And Glenn:

So our political class cheers on treasury-draining wars, allows financial elites to rob and pillage, witnesses huge transfers of wealth to the richest, and then when the whole thing explodes, the “real fiscal answer” is for ordinary Americans to have their Medicare benefits “slashed” and Social Security benefits reduced.

Personally, I’m beginning to wonder whether the U.S. ever was a first world country, and instead has simply been an overblown banana republic all along. Or at least until the financial sector was allowed to fully express itself.

shining city on the hill (through a thrift store window)

Thursday, March 26th, 2009

2008, 11″ x 14″ , full frame color film image (click on image for enlargement)

the big takeover

Tuesday, March 24th, 2009

If you haven’t read the Rolling Stone article by Matt Taibbi, HERE IT IS in it’s entirety.

The Big Takeover

The global economic crisis isn’t about money – it’s about power.
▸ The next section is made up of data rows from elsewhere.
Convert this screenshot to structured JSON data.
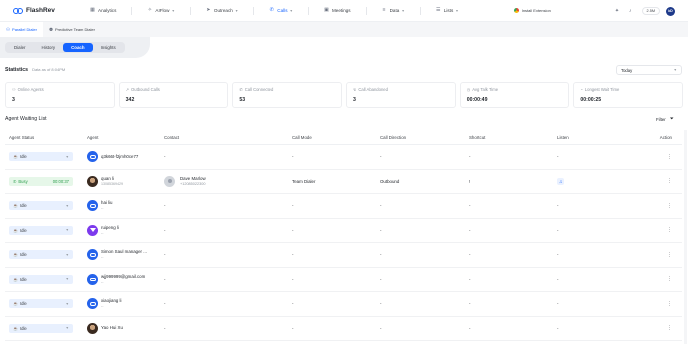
{
  "app": {
    "brand": "FlashRev"
  },
  "nav": {
    "items": [
      {
        "label": "Analytics",
        "icon": "chart-icon"
      },
      {
        "label": "AIFlow",
        "icon": "flow-icon",
        "dropdown": true
      },
      {
        "label": "Outreach",
        "icon": "send-icon",
        "dropdown": true
      },
      {
        "label": "Calls",
        "icon": "phone-icon",
        "dropdown": true,
        "active": true
      },
      {
        "label": "Meetings",
        "icon": "calendar-icon"
      },
      {
        "label": "Data",
        "icon": "database-icon",
        "dropdown": true
      },
      {
        "label": "Lists",
        "icon": "list-icon",
        "dropdown": true
      }
    ],
    "extension": "Install Extension",
    "credits": "2.5M",
    "avatar": "kD"
  },
  "subtabs": [
    {
      "label": "Parallel Dialer",
      "active": true
    },
    {
      "label": "Predictive Team Dialer",
      "active": false
    }
  ],
  "segments": [
    {
      "label": "Dialer",
      "active": false
    },
    {
      "label": "History",
      "active": false
    },
    {
      "label": "Coach",
      "active": true
    },
    {
      "label": "Insights",
      "active": false
    }
  ],
  "stats": {
    "title": "Statistics",
    "subtitle": "Data as of 8:04PM",
    "range": "Today",
    "cards": [
      {
        "label": "Online Agents",
        "value": "3"
      },
      {
        "label": "Outbound Calls",
        "value": "342"
      },
      {
        "label": "Call Connected",
        "value": "53"
      },
      {
        "label": "Call Abandoned",
        "value": "3"
      },
      {
        "label": "Avg Talk Time",
        "value": "00:00:49"
      },
      {
        "label": "Longest Wait Time",
        "value": "00:00:25"
      }
    ]
  },
  "list": {
    "title": "Agent Waiting List",
    "filter_label": "Filter",
    "columns": [
      "Agent Status",
      "Agent",
      "Contact",
      "Call Mode",
      "Call Direction",
      "Shortcut",
      "Listen",
      "Action"
    ],
    "rows": [
      {
        "status": "Idle",
        "status_type": "idle",
        "timer": "",
        "agent": "q3k66t-f2jmh0ce77",
        "agent_sub": "",
        "avatar": "blue",
        "contact_name": "-",
        "contact_phone": "",
        "call_mode": "-",
        "call_direction": "-",
        "shortcut": "-",
        "listen": "-"
      },
      {
        "status": "Busy",
        "status_type": "busy",
        "timer": "00:00:37",
        "agent": "quan li",
        "agent_sub": "13085369429",
        "avatar": "photo",
        "contact_name": "Dave Marlow",
        "contact_phone": "+12085022300",
        "call_mode": "Team Dialer",
        "call_direction": "Outbound",
        "shortcut": "!",
        "listen": "listen-icon"
      },
      {
        "status": "Idle",
        "status_type": "idle",
        "timer": "",
        "agent": "hai liu",
        "agent_sub": "--",
        "avatar": "blue",
        "contact_name": "-",
        "contact_phone": "",
        "call_mode": "-",
        "call_direction": "-",
        "shortcut": "-",
        "listen": "-"
      },
      {
        "status": "Idle",
        "status_type": "idle",
        "timer": "",
        "agent": "ruipeng li",
        "agent_sub": "--",
        "avatar": "purple",
        "contact_name": "-",
        "contact_phone": "",
        "call_mode": "-",
        "call_direction": "-",
        "shortcut": "-",
        "listen": "-"
      },
      {
        "status": "Idle",
        "status_type": "idle",
        "timer": "",
        "agent": "Simon Saul manager ...",
        "agent_sub": "--",
        "avatar": "blue",
        "contact_name": "-",
        "contact_phone": "",
        "call_mode": "-",
        "call_direction": "-",
        "shortcut": "-",
        "listen": "-"
      },
      {
        "status": "Idle",
        "status_type": "idle",
        "timer": "",
        "agent": "wjj999999@gmail.com",
        "agent_sub": "--",
        "avatar": "blue",
        "contact_name": "-",
        "contact_phone": "",
        "call_mode": "-",
        "call_direction": "-",
        "shortcut": "-",
        "listen": "-"
      },
      {
        "status": "Idle",
        "status_type": "idle",
        "timer": "",
        "agent": "xiaojiang li",
        "agent_sub": "--",
        "avatar": "blue",
        "contact_name": "-",
        "contact_phone": "",
        "call_mode": "-",
        "call_direction": "-",
        "shortcut": "-",
        "listen": "-"
      },
      {
        "status": "Idle",
        "status_type": "idle",
        "timer": "",
        "agent": "Yao Hui Xu",
        "agent_sub": "",
        "avatar": "photo",
        "contact_name": "-",
        "contact_phone": "",
        "call_mode": "-",
        "call_direction": "-",
        "shortcut": "-",
        "listen": "-"
      }
    ]
  }
}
How Wall Street insiders are using the bailout to stage a revolution

It’s over — we’re officially, royally fucked. no empire can survive being rendered a permanent laughingstock, which is what happened as of a few weeks ago, when the buffoons who have been running things in this country finally went one step too far. It happened when Treasury Secretary Timothy Geithner was forced to admit that he was once again going to have to stuff billions of taxpayer dollars into a dying insurance giant called AIG, itself a profound symbol of our national decline — a corporation that got rich insuring the concrete and steel of American industry in the country’s heyday, only to destroy itself chasing phantom fortunes at the Wall Street card tables, like a dissolute nobleman gambling away the family estate in the waning days of the British Empire.

The latest bailout came as AIG admitted to having just posted the largest quarterly loss in American corporate history — some $61.7 billion. In the final three months of last year, the company lost more than $27 million every hour. That’s $465,000 a minute, a yearly income for a median American household every six seconds, roughly $7,750 a second. And all this happened at the end of eight straight years that America devoted to frantically chasing the shadow of a terrorist threat to no avail, eight years spent stopping every citizen at every airport to search every purse, bag, crotch and briefcase for juice boxes and explosive tubes of toothpaste. Yet in the end, our government had no mechanism for searching the balance sheets of companies that held life-or-death power over our society and was unable to spot holes in the national economy the size of Libya (whose entire GDP last year was smaller than AIG’s 2008 losses).

So it’s time to admit it: We’re fools, protagonists in a kind of gruesome comedy about the marriage of greed and stupidity. And the worst part about it is that we’re still in denial — we still think this is some kind of unfortunate accident, not something that was created by the group of psychopaths on Wall Street whom we allowed to gang-rape the American Dream. When Geithner announced the new $30 billion bailout, the party line was that poor AIG was just a victim of a lot of shitty luck — bad year for business, you know, what with the financial crisis and all. Edward Liddy, the company’s CEO, actually compared it to catching a cold: “The marketplace is a pretty crummy place to be right now,” he said. “When the world catches pneumonia, we get it too.” In a pathetic attempt at name-dropping, he even whined that AIG was being “consumed by the same issues that are driving house prices down and 401K statements down and Warren Buffet’s investment portfolio down.”

page 1 of 8, if you haven’t read the whole thing, continue on (click the red “here it is” above – it’s the best overview I’ve seen yet.

white wash

Tuesday, March 24th, 2009

2008,14″ x 23″ x 2″, oil and rhinestones on wood (click on image for enlargement)

from the israeli defense force:

Sunday, March 22nd, 2009

2009 oil paint on photocopy

Bernhard at the Moon of Alabama has a small mountain of other evidence.

A T-shirt printed at the request of an IDF soldier in the sniper unit reading ‘I shot two kills.’

From the Israeli newsagency Haaretz


Friday, March 20th, 2009

2009, oil on photo copy

bear line up

Tuesday, March 10th, 2009

comparison of bear sizes and veracity courtesy of